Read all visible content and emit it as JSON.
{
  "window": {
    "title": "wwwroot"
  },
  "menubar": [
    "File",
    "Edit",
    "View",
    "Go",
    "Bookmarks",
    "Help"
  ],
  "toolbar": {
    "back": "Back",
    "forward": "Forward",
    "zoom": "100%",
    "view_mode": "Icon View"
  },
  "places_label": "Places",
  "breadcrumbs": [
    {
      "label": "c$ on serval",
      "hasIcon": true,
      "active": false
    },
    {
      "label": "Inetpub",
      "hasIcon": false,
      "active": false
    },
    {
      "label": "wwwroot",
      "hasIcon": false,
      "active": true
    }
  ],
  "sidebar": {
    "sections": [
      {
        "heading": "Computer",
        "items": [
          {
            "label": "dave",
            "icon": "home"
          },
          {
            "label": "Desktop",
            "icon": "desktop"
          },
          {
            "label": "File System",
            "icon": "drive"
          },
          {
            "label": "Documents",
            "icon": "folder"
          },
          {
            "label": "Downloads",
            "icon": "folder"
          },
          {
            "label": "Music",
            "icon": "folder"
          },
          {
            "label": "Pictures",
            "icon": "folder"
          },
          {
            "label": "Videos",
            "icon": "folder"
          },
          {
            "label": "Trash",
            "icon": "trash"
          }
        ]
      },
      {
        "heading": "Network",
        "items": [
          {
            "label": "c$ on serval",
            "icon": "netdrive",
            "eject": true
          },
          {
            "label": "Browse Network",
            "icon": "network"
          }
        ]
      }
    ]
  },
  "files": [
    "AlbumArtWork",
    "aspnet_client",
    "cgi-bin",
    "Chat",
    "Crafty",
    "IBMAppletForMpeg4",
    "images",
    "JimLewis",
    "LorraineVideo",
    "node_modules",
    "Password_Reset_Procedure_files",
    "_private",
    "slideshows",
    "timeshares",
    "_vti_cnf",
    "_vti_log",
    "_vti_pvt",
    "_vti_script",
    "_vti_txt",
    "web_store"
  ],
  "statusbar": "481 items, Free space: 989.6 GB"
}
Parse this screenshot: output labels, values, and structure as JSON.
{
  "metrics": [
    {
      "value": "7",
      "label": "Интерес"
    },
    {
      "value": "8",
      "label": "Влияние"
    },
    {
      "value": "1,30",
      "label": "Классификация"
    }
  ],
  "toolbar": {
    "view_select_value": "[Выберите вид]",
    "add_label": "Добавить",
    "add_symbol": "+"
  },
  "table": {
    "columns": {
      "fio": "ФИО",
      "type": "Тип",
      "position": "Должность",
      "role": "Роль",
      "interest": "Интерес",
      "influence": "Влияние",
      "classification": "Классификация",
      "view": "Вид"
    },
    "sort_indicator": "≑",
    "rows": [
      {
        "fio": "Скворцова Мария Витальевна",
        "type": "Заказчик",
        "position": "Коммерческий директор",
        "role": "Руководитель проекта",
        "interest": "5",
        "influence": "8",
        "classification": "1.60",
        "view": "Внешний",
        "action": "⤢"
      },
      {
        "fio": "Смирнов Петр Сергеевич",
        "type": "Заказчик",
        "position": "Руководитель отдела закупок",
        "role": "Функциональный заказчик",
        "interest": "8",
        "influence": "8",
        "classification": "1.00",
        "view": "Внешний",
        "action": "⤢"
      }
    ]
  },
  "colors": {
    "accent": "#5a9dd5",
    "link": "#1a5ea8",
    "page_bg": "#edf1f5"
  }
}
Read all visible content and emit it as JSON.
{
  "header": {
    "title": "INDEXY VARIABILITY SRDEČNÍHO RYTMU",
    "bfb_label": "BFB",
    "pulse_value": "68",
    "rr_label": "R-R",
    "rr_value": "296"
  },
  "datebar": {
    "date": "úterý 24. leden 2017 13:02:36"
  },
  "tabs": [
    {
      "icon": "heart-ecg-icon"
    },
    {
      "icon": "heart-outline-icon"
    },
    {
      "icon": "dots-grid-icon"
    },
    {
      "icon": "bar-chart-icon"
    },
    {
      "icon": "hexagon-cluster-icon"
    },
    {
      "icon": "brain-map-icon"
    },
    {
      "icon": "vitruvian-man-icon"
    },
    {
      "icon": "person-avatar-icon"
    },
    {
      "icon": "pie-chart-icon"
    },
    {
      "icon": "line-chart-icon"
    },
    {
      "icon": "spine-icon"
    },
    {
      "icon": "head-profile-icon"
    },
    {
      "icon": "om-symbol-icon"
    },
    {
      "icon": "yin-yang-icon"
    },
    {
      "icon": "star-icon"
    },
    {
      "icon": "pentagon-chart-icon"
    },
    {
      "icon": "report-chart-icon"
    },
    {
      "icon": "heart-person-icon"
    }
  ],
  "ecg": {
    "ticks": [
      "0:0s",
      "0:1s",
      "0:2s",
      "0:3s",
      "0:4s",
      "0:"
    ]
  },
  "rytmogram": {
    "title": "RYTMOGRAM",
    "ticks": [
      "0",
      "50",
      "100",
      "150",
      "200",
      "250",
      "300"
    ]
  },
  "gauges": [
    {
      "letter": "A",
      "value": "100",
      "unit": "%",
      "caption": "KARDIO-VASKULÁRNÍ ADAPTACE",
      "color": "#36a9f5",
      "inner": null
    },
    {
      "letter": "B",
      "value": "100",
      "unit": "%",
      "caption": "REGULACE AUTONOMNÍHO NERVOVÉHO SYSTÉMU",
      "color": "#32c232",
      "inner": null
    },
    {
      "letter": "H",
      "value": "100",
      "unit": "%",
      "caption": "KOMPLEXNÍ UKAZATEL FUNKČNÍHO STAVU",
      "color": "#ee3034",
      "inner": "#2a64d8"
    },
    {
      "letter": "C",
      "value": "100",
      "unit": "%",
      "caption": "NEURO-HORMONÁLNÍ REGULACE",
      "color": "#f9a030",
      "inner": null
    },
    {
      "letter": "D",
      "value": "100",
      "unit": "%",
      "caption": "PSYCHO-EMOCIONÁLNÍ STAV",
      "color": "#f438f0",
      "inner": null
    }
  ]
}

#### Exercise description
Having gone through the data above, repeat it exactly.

#### Reply to the exercise
Read all visible content and emit it as JSON.
{
  "window": {
    "title": "wwwroot"
  },
  "menubar": [
    "File",
    "Edit",
    "View",
    "Go",
    "Bookmarks",
    "Help"
  ],
  "toolbar": {
    "back": "Back",
    "forward": "Forward",
    "zoom": "100%",
    "view_mode": "Icon View"
  },
  "places_label": "Places",
  "breadcrumbs": [
    {
      "label": "c$ on serval",
      "hasIcon": true,
      "active": false
    },
    {
      "label": "Inetpub",
      "hasIcon": false,
      "active": false
    },
    {
      "label": "wwwroot",
      "hasIcon": false,
      "active": true
    }
  ],
  "sidebar": {
    "sections": [
      {
        "heading": "Computer",
        "items": [
          {
            "label": "dave",
            "icon": "home"
          },
          {
            "label": "Desktop",
            "icon": "desktop"
          },
          {
            "label": "File System",
            "icon": "drive"
          },
          {
            "label": "Documents",
            "icon": "folder"
          },
          {
            "label": "Downloads",
            "icon": "folder"
          },
          {
            "label": "Music",
            "icon": "folder"
          },
          {
            "label": "Pictures",
            "icon": "folder"
          },
          {
            "label": "Videos",
            "icon": "folder"
          },
          {
            "label": "Trash",
            "icon": "trash"
          }
        ]
      },
      {
        "heading": "Network",
        "items": [
          {
            "label": "c$ on serval",
            "icon": "netdrive",
            "eject": true
          },
          {
            "label": "Browse Network",
            "icon": "network"
          }
        ]
      }
    ]
  },
  "files": [
    "AlbumArtWork",
    "aspnet_client",
    "cgi-bin",
    "Chat",
    "Crafty",
    "IBMAppletForMpeg4",
    "images",
    "JimLewis",
    "LorraineVideo",
    "node_modules",
    "Password_Reset_Procedure_files",
    "_private",
    "slideshows",
    "timeshares",
    "_vti_cnf",
    "_vti_log",
    "_vti_pvt",
    "_vti_script",
    "_vti_txt",
    "web_store"
  ],
  "statusbar": "481 items, Free space: 989.6 GB"
}
Parse this screenshot: output labels, values, and structure as JSON.
{
  "metrics": [
    {
      "value": "7",
      "label": "Интерес"
    },
    {
      "value": "8",
      "label": "Влияние"
    },
    {
      "value": "1,30",
      "label": "Классификация"
    }
  ],
  "toolbar": {
    "view_select_value": "[Выберите вид]",
    "add_label": "Добавить",
    "add_symbol": "+"
  },
  "table": {
    "columns": {
      "fio": "ФИО",
      "type": "Тип",
      "position": "Должность",
      "role": "Роль",
      "interest": "Интерес",
      "influence": "Влияние",
      "classification": "Классификация",
      "view": "Вид"
    },
    "sort_indicator": "≑",
    "rows": [
      {
        "fio": "Скворцова Мария Витальевна",
        "type": "Заказчик",
        "position": "Коммерческий директор",
        "role": "Руководитель проекта",
        "interest": "5",
        "influence": "8",
        "classification": "1.60",
        "view": "Внешний",
        "action": "⤢"
      },
      {
        "fio": "Смирнов Петр Сергеевич",
        "type": "Заказчик",
        "position": "Руководитель отдела закупок",
        "role": "Функциональный заказчик",
        "interest": "8",
        "influence": "8",
        "classification": "1.00",
        "view": "Внешний",
        "action": "⤢"
      }
    ]
  },
  "colors": {
    "accent": "#5a9dd5",
    "link": "#1a5ea8",
    "page_bg": "#edf1f5"
  }
}
Read all visible content and emit it as JSON.
{
  "header": {
    "title": "INDEXY VARIABILITY SRDEČNÍHO RYTMU",
    "bfb_label": "BFB",
    "pulse_value": "68",
    "rr_label": "R-R",
    "rr_value": "296"
  },
  "datebar": {
    "date": "úterý 24. leden 2017 13:02:36"
  },
  "tabs": [
    {
      "icon": "heart-ecg-icon"
    },
    {
      "icon": "heart-outline-icon"
    },
    {
      "icon": "dots-grid-icon"
    },
    {
      "icon": "bar-chart-icon"
    },
    {
      "icon": "hexagon-cluster-icon"
    },
    {
      "icon": "brain-map-icon"
    },
    {
      "icon": "vitruvian-man-icon"
    },
    {
      "icon": "person-avatar-icon"
    },
    {
      "icon": "pie-chart-icon"
    },
    {
      "icon": "line-chart-icon"
    },
    {
      "icon": "spine-icon"
    },
    {
      "icon": "head-profile-icon"
    },
    {
      "icon": "om-symbol-icon"
    },
    {
      "icon": "yin-yang-icon"
    },
    {
      "icon": "star-icon"
    },
    {
      "icon": "pentagon-chart-icon"
    },
    {
      "icon": "report-chart-icon"
    },
    {
      "icon": "heart-person-icon"
    }
  ],
  "ecg": {
    "ticks": [
      "0:0s",
      "0:1s",
      "0:2s",
      "0:3s",
      "0:4s",
      "0:"
    ]
  },
  "rytmogram": {
    "title": "RYTMOGRAM",
    "ticks": [
      "0",
      "50",
      "100",
      "150",
      "200",
      "250",
      "300"
    ]
  },
  "gauges": [
    {
      "letter": "A",
      "value": "100",
      "unit": "%",
      "caption": "KARDIO-VASKULÁRNÍ ADAPTACE",
      "color": "#36a9f5",
      "inner": null
    },
    {
      "letter": "B",
      "value": "100",
      "unit": "%",
      "caption": "REGULACE AUTONOMNÍHO NERVOVÉHO SYSTÉMU",
      "color": "#32c232",
      "inner": null
    },
    {
      "letter": "H",
      "value": "100",
      "unit": "%",
      "caption": "KOMPLEXNÍ UKAZATEL FUNKČNÍHO STAVU",
      "color": "#ee3034",
      "inner": "#2a64d8"
    },
    {
      "letter": "C",
      "value": "100",
      "unit": "%",
      "caption": "NEURO-HORMONÁLNÍ REGULACE",
      "color": "#f9a030",
      "inner": null
    },
    {
      "letter": "D",
      "value": "100",
      "unit": "%",
      "caption": "PSYCHO-EMOCIONÁLNÍ STAV",
      "color": "#f438f0",
      "inner": null
    }
  ]
}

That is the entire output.